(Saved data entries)
━━━━
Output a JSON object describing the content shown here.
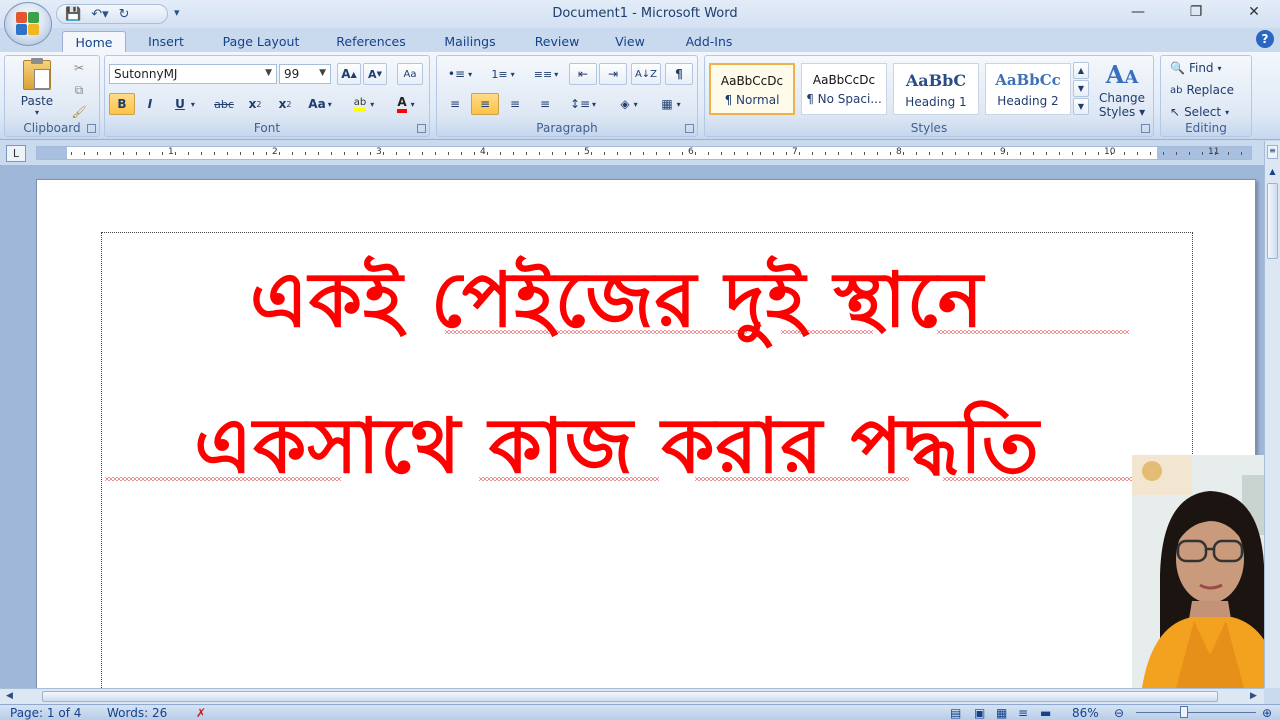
{
  "window": {
    "title": "Document1 - Microsoft Word"
  },
  "tabs": [
    "Home",
    "Insert",
    "Page Layout",
    "References",
    "Mailings",
    "Review",
    "View",
    "Add-Ins"
  ],
  "clipboard": {
    "paste_label": "Paste",
    "group_label": "Clipboard"
  },
  "font": {
    "name": "SutonnyMJ",
    "size": "99",
    "group_label": "Font"
  },
  "paragraph": {
    "group_label": "Paragraph"
  },
  "styles": {
    "items": [
      {
        "preview": "AaBbCcDc",
        "name": "¶ Normal"
      },
      {
        "preview": "AaBbCcDc",
        "name": "¶ No Spaci..."
      },
      {
        "preview": "AaBbC",
        "name": "Heading 1"
      },
      {
        "preview": "AaBbCc",
        "name": "Heading 2"
      }
    ],
    "change_styles_line1": "Change",
    "change_styles_line2": "Styles",
    "group_label": "Styles"
  },
  "editing": {
    "find": "Find",
    "replace": "Replace",
    "select": "Select",
    "group_label": "Editing"
  },
  "ruler": {
    "numbers": [
      "1",
      "2",
      "3",
      "4",
      "5",
      "6",
      "7",
      "8",
      "9",
      "10",
      "11"
    ]
  },
  "document": {
    "line1": "একই পেইজের দুই স্থানে",
    "line2": "একসাথে কাজ করার পদ্ধতি"
  },
  "status": {
    "page": "Page: 1 of 4",
    "words": "Words: 26",
    "zoom": "86%"
  },
  "colors": {
    "text_red": "#ff0000",
    "ribbon": "#dfe9f6"
  }
}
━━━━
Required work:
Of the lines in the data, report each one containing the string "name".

Answer:
    "name": "SutonnyMJ",
        "name": "¶ Normal"
        "name": "¶ No Spaci..."
        "name": "Heading 1"
        "name": "Heading 2"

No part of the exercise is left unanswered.